For the first time ever, China has issued a red alert for pollution in Beijing as the capital continues to choke under the effect of smog. On Tuesday morning, the air in the Chinese capital was flagged as “hazardous” as against being “very unhealthy” the previous day.
Just as PM 2.5 (particulate matter with size equal to or less than 2.5 micron) touched 365 compared to Monday’s 256, authorities imposed a string of restrictions in the city. All schools were ordered to remain closed, outdoor construction was immediately halted and half the private cars owned by the 22 million people of the city stayed off the roads. Factories too saw a number of checks.

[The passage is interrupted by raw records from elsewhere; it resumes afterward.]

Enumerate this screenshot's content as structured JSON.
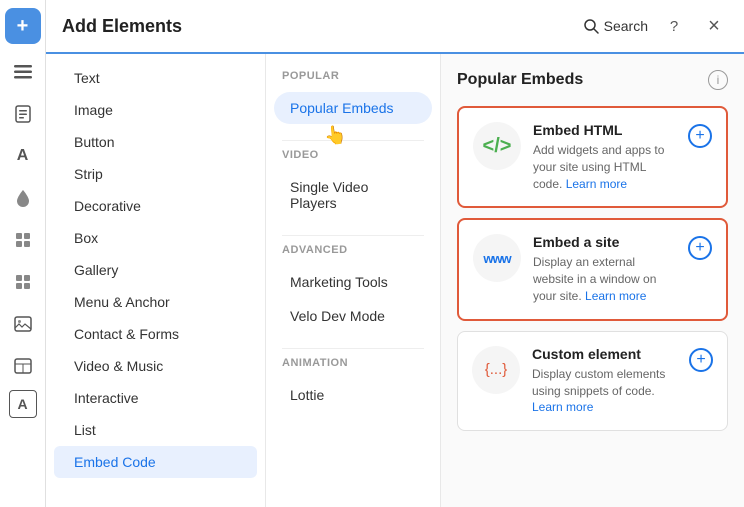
{
  "header": {
    "title": "Add Elements",
    "search_label": "Search",
    "close_label": "×",
    "help_label": "?"
  },
  "left_sidebar": {
    "icons": [
      {
        "name": "add",
        "label": "+",
        "active": false
      },
      {
        "name": "lines",
        "label": "≡",
        "active": false
      },
      {
        "name": "doc",
        "label": "◻",
        "active": false
      },
      {
        "name": "text-a",
        "label": "A",
        "active": false
      },
      {
        "name": "drop",
        "label": "◆",
        "active": false
      },
      {
        "name": "grid",
        "label": "⊞",
        "active": false
      },
      {
        "name": "puzzle",
        "label": "❖",
        "active": false
      },
      {
        "name": "image-frame",
        "label": "▣",
        "active": false
      },
      {
        "name": "table-alt",
        "label": "⊟",
        "active": false
      },
      {
        "name": "badge",
        "label": "🅰",
        "active": false
      }
    ]
  },
  "nav": {
    "items": [
      {
        "id": "text",
        "label": "Text"
      },
      {
        "id": "image",
        "label": "Image"
      },
      {
        "id": "button",
        "label": "Button"
      },
      {
        "id": "strip",
        "label": "Strip"
      },
      {
        "id": "decorative",
        "label": "Decorative"
      },
      {
        "id": "box",
        "label": "Box"
      },
      {
        "id": "gallery",
        "label": "Gallery"
      },
      {
        "id": "menu-anchor",
        "label": "Menu & Anchor"
      },
      {
        "id": "contact-forms",
        "label": "Contact & Forms"
      },
      {
        "id": "video-music",
        "label": "Video & Music"
      },
      {
        "id": "interactive",
        "label": "Interactive"
      },
      {
        "id": "list",
        "label": "List"
      },
      {
        "id": "embed-code",
        "label": "Embed Code",
        "active": true
      }
    ]
  },
  "middle": {
    "sections": [
      {
        "label": "POPULAR",
        "items": [
          {
            "id": "popular-embeds",
            "label": "Popular Embeds",
            "active": true
          }
        ]
      },
      {
        "label": "VIDEO",
        "items": [
          {
            "id": "single-video",
            "label": "Single Video Players"
          }
        ]
      },
      {
        "label": "ADVANCED",
        "items": [
          {
            "id": "marketing-tools",
            "label": "Marketing Tools"
          },
          {
            "id": "velo-dev-mode",
            "label": "Velo Dev Mode"
          }
        ]
      },
      {
        "label": "ANIMATION",
        "items": [
          {
            "id": "lottie",
            "label": "Lottie"
          }
        ]
      }
    ]
  },
  "right": {
    "title": "Popular Embeds",
    "cards": [
      {
        "id": "embed-html",
        "icon_text": "</>",
        "icon_type": "html",
        "title": "Embed HTML",
        "description": "Add widgets and apps to your site using HTML code.",
        "link_text": "Learn more",
        "highlighted": true
      },
      {
        "id": "embed-site",
        "icon_text": "www",
        "icon_type": "site",
        "title": "Embed a site",
        "description": "Display an external website in a window on your site.",
        "link_text": "Learn more",
        "highlighted": true
      },
      {
        "id": "custom-element",
        "icon_text": "{...}",
        "icon_type": "custom",
        "title": "Custom element",
        "description": "Display custom elements using snippets of code.",
        "link_text": "Learn more",
        "highlighted": false
      }
    ]
  },
  "colors": {
    "accent_blue": "#1a73e8",
    "accent_orange": "#e05a3a",
    "active_bg": "#e8f0fe",
    "highlighted_border": "#e05a3a",
    "green": "#4caf50"
  }
}
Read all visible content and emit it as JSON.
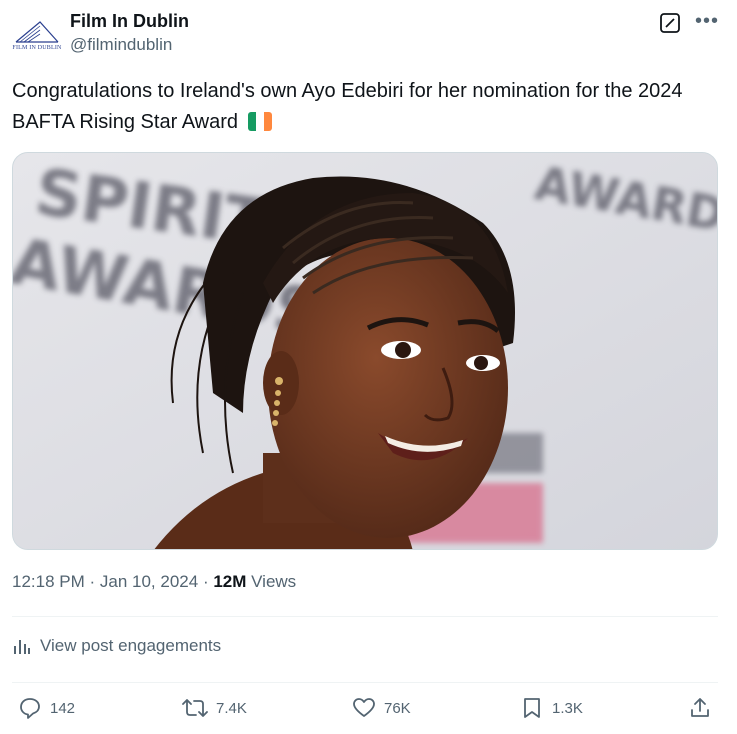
{
  "account": {
    "display_name": "Film In Dublin",
    "handle": "@filmindublin",
    "avatar_text": "FILM IN DUBLIN"
  },
  "tweet": {
    "text": "Congratulations to Ireland's own Ayo Edebiri for her nomination for the 2024 BAFTA Rising Star Award",
    "flag_colors": [
      "#169b62",
      "#ffffff",
      "#ff883e"
    ]
  },
  "media": {
    "backdrop_words": [
      "SPIRIT",
      "AWARDS",
      "AWARDS"
    ]
  },
  "meta": {
    "time": "12:18 PM",
    "date": "Jan 10, 2024",
    "views_count": "12M",
    "views_label": "Views"
  },
  "engagements": {
    "label": "View post engagements"
  },
  "actions": {
    "replies": "142",
    "reposts": "7.4K",
    "likes": "76K",
    "bookmarks": "1.3K"
  },
  "colors": {
    "secondary_text": "#536471",
    "primary_text": "#0f1419",
    "divider": "#eff3f4"
  }
}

The red-alert, which is the highest in the four-tier emergency response system created in 2013, will be in place until 12 pm on Thursday.
According to the US embassy classification, anything beyond 300 is categorised ‘Hazardous’ warranting people to take preventive measures like avoiding outdoor exposure.
Beijing Municipal Environmental Monitoring Centre has said that heavy smog will linger until Thursday afternoon and disperse only then when a cold front arrives.
State television CCTV reported that Beijing authorities were, for the first time, considering to impose a congestion tax to ease traffic. At present over 30 per cent of the air pollution which comes is from auto-mobile emission.
While the red alert is on, government vehicles on the roads will also see a cut. Apart from the usual odd-even formula of private cars plying on alternate days, 30 per cent of government cars will be banned from the streets on the same odd and even basis.
The restriction on private cars is estimated to push an extra two million passengers onto public transport every day. To battle this, Beijing will add 21,000 to 25,000 buses, including 8,182 clean-energy buses, to the roads, officials said.
On Monday night, when the red alert was issued after battling heavy smog for almost a week, the Beijing Education Commission put out a notice asking all kindergarten, primary and high schools to suspend classes during the red alert period.
“This is the government showing concern for the common people. It’s protecting the people. I believe this measure (issuing a red alert) is really good. People have a way to take precautions against (the smog) and psychologically prepare for it,” said Wu, a 70-year-old retired school teacher.
Beijing air quality suffers every winter because dozens of massive coal fired heaters are used to keep millions of homes warm in the extreme cold. This adds to the already high industrial and vehicular pollution besides burning of agricultural waste in the outskirts.
(With inputs from agencies)